Most pilots start their careers on small aircraft and work their way up to larger aircraft, and a higher rank, over time. When airlines hire pilots, they often need to send the new hires to receive training and become type rated on a particular aircraft. While some training is provided by the airline, there are situations where the cost of training is so high, that an airline will look to bond pilots who want to take the next step in their pilot career. With bonds, pilots receive training to add to their skillset and the airline has some security on its investment in that pilot.
To protect themselves financially and reduce their exposure during the training process and the first few years of a pilot’s career, many airlines use bonds for new non-type rated pilot hires. This legal agreement is simple and works like this: the operator pays for the newly hired pilot’s flight training and requires in consideration that the pilot agrees to a term of employment usually within a formal employment agreement. If the pilot resigns before the end of the term agreed in the employment agreement, the pilot must repay the cost of the flight training on a pro-rata basis set in the agreement.
Airlines usually apply a bond when they are accepting non-type rated applications. For example, Airbus A320 pilots applying for a pilot job on the Boeing 767. Applying the bond reduces the risk of an airline conducting an OCC course for Airbus A320 pilots transitioning to the Boeing 767 and then having the pilots leave or resign as soon as they have the Boeing 767 type rating.
Bank Guarantee Deposit
This method is typically used for pilots who have a lot of flying experience. In a bank guarantee deposit scenario, pilots are expected to deposit an amount usually between 5,000 – 10,000 USD. This amount is fully refunded by the airline with any interest included after a certain time period. This is usually a three-year period and at the end of that period, there is often no liability to the pilot for the training received.

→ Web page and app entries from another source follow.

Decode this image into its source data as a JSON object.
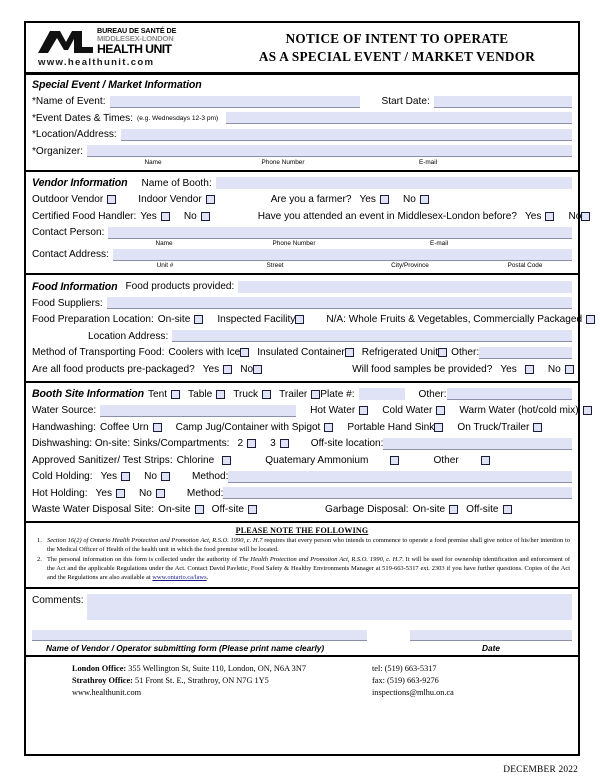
{
  "header": {
    "logo": {
      "line1": "BUREAU DE SANTÉ DE",
      "line2": "MIDDLESEX-LONDON",
      "line3": "HEALTH UNIT",
      "url": "www.healthunit.com"
    },
    "title_line1": "NOTICE OF INTENT TO OPERATE",
    "title_line2": "AS A SPECIAL EVENT / MARKET VENDOR"
  },
  "special_event": {
    "section_title": "Special Event / Market Information",
    "name_of_event_label": "*Name of Event:",
    "start_date_label": "Start Date:",
    "event_dates_label": "*Event Dates & Times",
    "event_dates_hint": "(e.g. Wednesdays 12-3 pm)",
    "location_label": "*Location/Address:",
    "organizer_label": "*Organizer:",
    "caption_name": "Name",
    "caption_phone": "Phone Number",
    "caption_email": "E-mail"
  },
  "vendor": {
    "section_title": "Vendor Information",
    "booth_label": "Name of Booth:",
    "outdoor_label": "Outdoor Vendor",
    "indoor_label": "Indoor Vendor",
    "farmer_label": "Are you a farmer?",
    "yes": "Yes",
    "no": "No",
    "certified_label": "Certified Food Handler:",
    "attended_label": "Have you attended an event in Middlesex-London before?",
    "contact_person_label": "Contact Person:",
    "contact_address_label": "Contact Address:",
    "caption_name": "Name",
    "caption_phone": "Phone Number",
    "caption_email": "E-mail",
    "caption_unit": "Unit #",
    "caption_street": "Street",
    "caption_city": "City/Province",
    "caption_postal": "Postal Code"
  },
  "food": {
    "section_title": "Food Information",
    "products_label": "Food products provided:",
    "suppliers_label": "Food Suppliers:",
    "prep_location_label": "Food Preparation Location:",
    "prep_onsite": "On-site",
    "prep_inspected": "Inspected Facility",
    "prep_na": "N/A: Whole Fruits & Vegetables, Commercially Packaged",
    "location_address_label": "Location Address:",
    "transport_label": "Method of Transporting Food:",
    "transport_coolers": "Coolers with Ice",
    "transport_insulated": "Insulated Container",
    "transport_refrigerated": "Refrigerated Unit",
    "transport_other": "Other:",
    "prepackaged_label": "Are all food products pre-packaged?",
    "samples_label": "Will food samples be provided?",
    "yes": "Yes",
    "no": "No"
  },
  "booth": {
    "section_title": "Booth Site Information",
    "tent": "Tent",
    "table": "Table",
    "truck": "Truck",
    "trailer": "Trailer",
    "plate_label": "Plate #:",
    "other_label": "Other:",
    "water_source_label": "Water Source:",
    "hot_water": "Hot Water",
    "cold_water": "Cold Water",
    "warm_water": "Warm Water (hot/cold mix)",
    "handwashing_label": "Handwashing:",
    "coffee_urn": "Coffee Urn",
    "camp_jug": "Camp Jug/Container with Spigot",
    "portable_sink": "Portable Hand Sink",
    "on_truck": "On Truck/Trailer",
    "dishwashing_label": "Dishwashing: On-site: Sinks/Compartments:",
    "sinks_2": "2",
    "sinks_3": "3",
    "offsite_location_label": "Off-site location:",
    "sanitizer_label": "Approved Sanitizer/ Test Strips:",
    "chlorine": "Chlorine",
    "quaternary": "Quatemary Ammonium",
    "other": "Other",
    "cold_holding_label": "Cold Holding:",
    "hot_holding_label": "Hot Holding:",
    "method_label": "Method:",
    "waste_label": "Waste Water Disposal Site:",
    "garbage_label": "Garbage Disposal:",
    "onsite": "On-site",
    "offsite": "Off-site",
    "yes": "Yes",
    "no": "No"
  },
  "notes": {
    "title": "PLEASE NOTE THE FOLLOWING",
    "items": [
      {
        "number": "1.",
        "italic_lead": "Section 16(2) of Ontario Health Protection and Promotion Act, R.S.O. 1990, c. H.7",
        "text": " requires that every person who intends to commence to operate a food premise shall give notice of his/her intention to the Medical Officer of Health of the health unit in which the food premise will be located."
      },
      {
        "number": "2.",
        "text_a": "The personal information on this form is collected under the authority of ",
        "italic_mid": "The Health Protection and Promotion Act, R.S.O. 1990, c. H.7",
        "text_b": ".  It will be used for ownership identification and enforcement of the Act and the applicable Regulations under the Act.  Contact David Pavletic, Food Safety & Healthy Environments Manager at 519-663-5317 ext. 2303 if you have further questions. Copies of the Act and the Regulations are also available at ",
        "link": "www.ontario.ca/laws",
        "text_c": "."
      }
    ]
  },
  "comments": {
    "label": "Comments:",
    "name_caption": "Name of Vendor / Operator submitting form (Please print name clearly)",
    "date_caption": "Date"
  },
  "footer": {
    "london_label": "London Office:",
    "london_address": " 355 Wellington St, Suite 110, London, ON, N6A 3N7",
    "strathroy_label": "Strathroy Office:",
    "strathroy_address": " 51 Front St. E., Strathroy, ON N7G 1Y5",
    "website": "www.healthunit.com",
    "tel": "tel: (519) 663-5317",
    "fax": "fax: (519) 663-9276",
    "email": "inspections@mlhu.on.ca"
  },
  "datestamp": "DECEMBER 2022"
}
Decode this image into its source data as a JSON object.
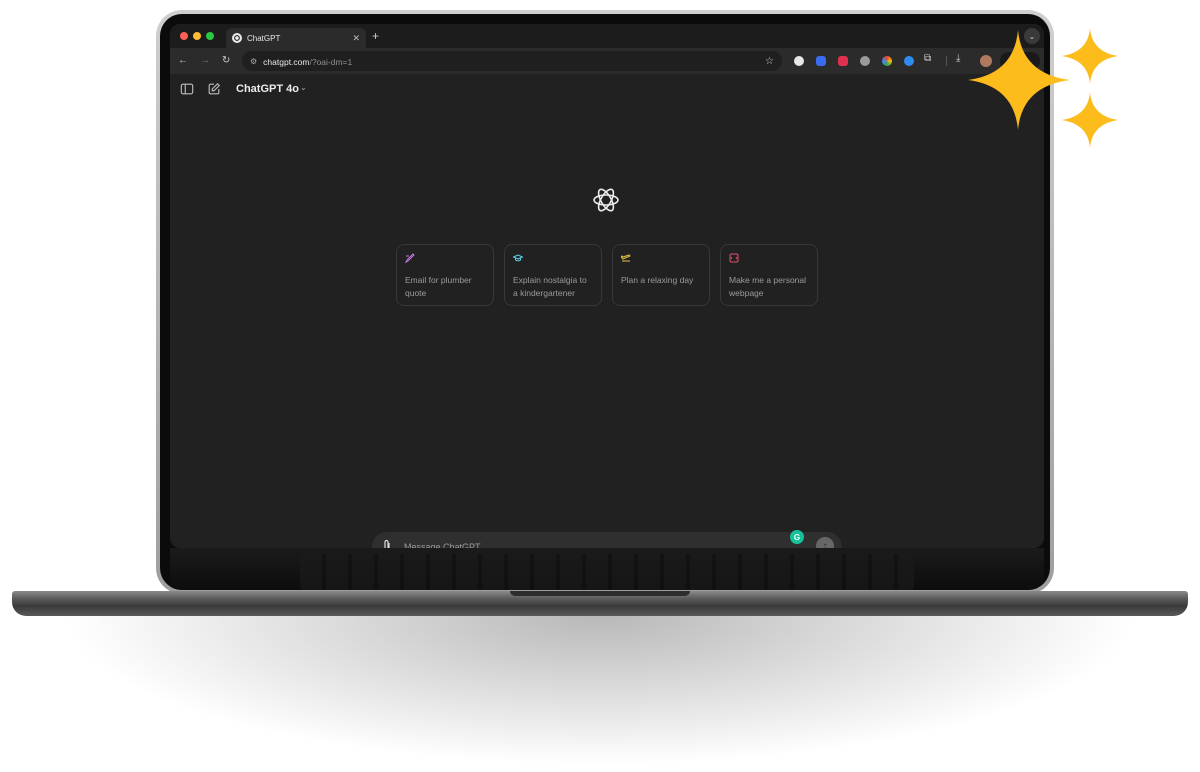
{
  "browser": {
    "tab_title": "ChatGPT",
    "tab_close_icon": "close-icon",
    "new_tab_label": "+",
    "url_host": "chatgpt.com",
    "url_rest": "/?oai-dm=1",
    "colors": {
      "dot_red": "#ff5f57",
      "dot_yellow": "#febc2e",
      "dot_green": "#28c840"
    }
  },
  "header": {
    "model_label": "ChatGPT 4o",
    "icons": [
      "sidebar-toggle-icon",
      "new-chat-icon",
      "chevron-down-icon"
    ]
  },
  "suggestions": [
    {
      "label": "Email for plumber quote",
      "icon": "pen-icon",
      "color": "#c77ddf"
    },
    {
      "label": "Explain nostalgia to a kindergartener",
      "icon": "graduation-cap-icon",
      "color": "#5ccfe6"
    },
    {
      "label": "Plan a relaxing day",
      "icon": "plane-icon",
      "color": "#e2c541"
    },
    {
      "label": "Make me a personal webpage",
      "icon": "code-icon",
      "color": "#e2506e"
    }
  ],
  "composer": {
    "placeholder": "Message ChatGPT",
    "attach_icon": "paperclip-icon",
    "send_icon": "arrow-up-icon",
    "grammarly_label": "G"
  },
  "decor": {
    "sparkle_color": "#fbbc1c"
  }
}
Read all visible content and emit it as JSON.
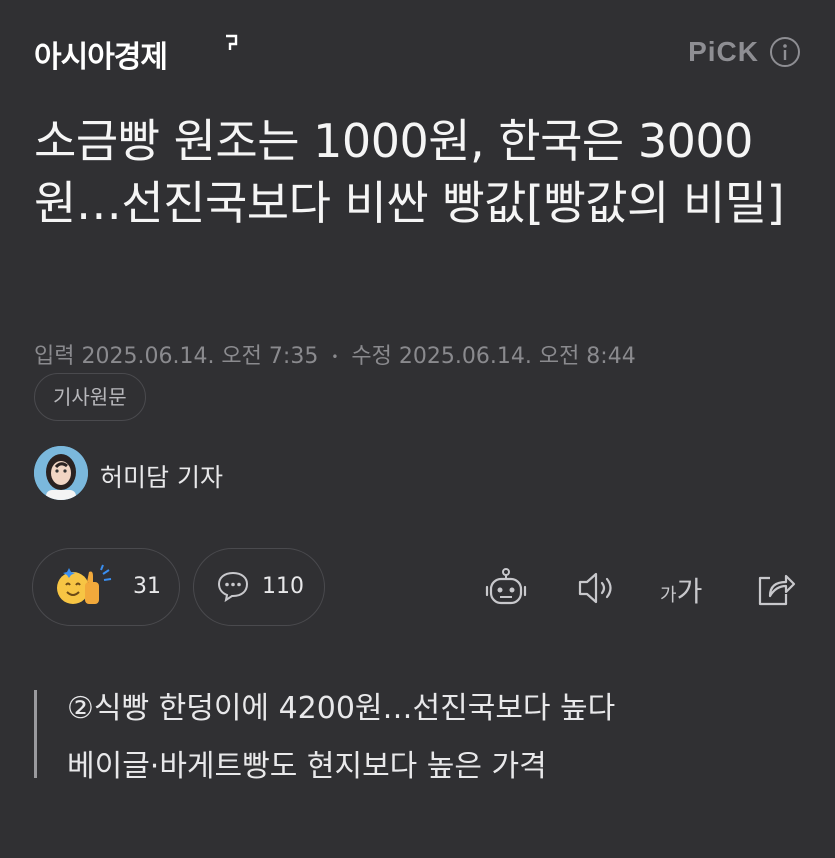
{
  "header": {
    "logo": "아시아경제",
    "pick": "PiCK"
  },
  "article": {
    "title": "소금빵 원조는 1000원, 한국은 3000원…선진국보다 비싼 빵값[빵값의 비밀]",
    "dates": {
      "input_label": "입력",
      "input_date": "2025.06.14. 오전 7:35",
      "modified_label": "수정",
      "modified_date": "2025.06.14. 오전 8:44"
    },
    "original_button": "기사원문",
    "author": "허미담 기자",
    "reactions": {
      "count": "31"
    },
    "comments": {
      "count": "110"
    },
    "font_size_label": "가가",
    "quote": [
      "②식빵 한덩이에 4200원…선진국보다 높다",
      "베이글·바게트빵도 현지보다 높은 가격"
    ]
  },
  "colors": {
    "background": "#303033",
    "text": "#f2f2f2",
    "muted": "#8a8a8e",
    "border": "#4a4a4e"
  }
}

Airlines usually offer non-type rated candidates the opportunity to complete the type rating through their TRTO. Pilots who choose this option agree to co-finance the training and sign what is typically a three to five years training bond agreement. Sometimes airlines will also request type rated applicants with zero or low hours on type to deposit an amount usually between 3,000 – 6,000 USD for their base/line training. More often than not, this amount is deducted from the pilot’s salary over two to three-year period.
Believe it or not, some carriers offer pilots the chance to join their airline and fly a new aircraft type without any bond.
Airline training, type ratings and upgrade training are very costly and many pilots may not be able to afford these on their own. Training bonds enable you to receive aviation training without monetary cost providing you commit to work for your airline for a set period of time. Whatever path you choose, remember that bonds are a contractual arrangement and should not be entered into without some serious thought because being liable for breach of contract could jeopardize your aviation career. And you don’t want that to happen!
welcome aboard the new airside
We took our community to the next level with an elevated look, innovative features, and new tools.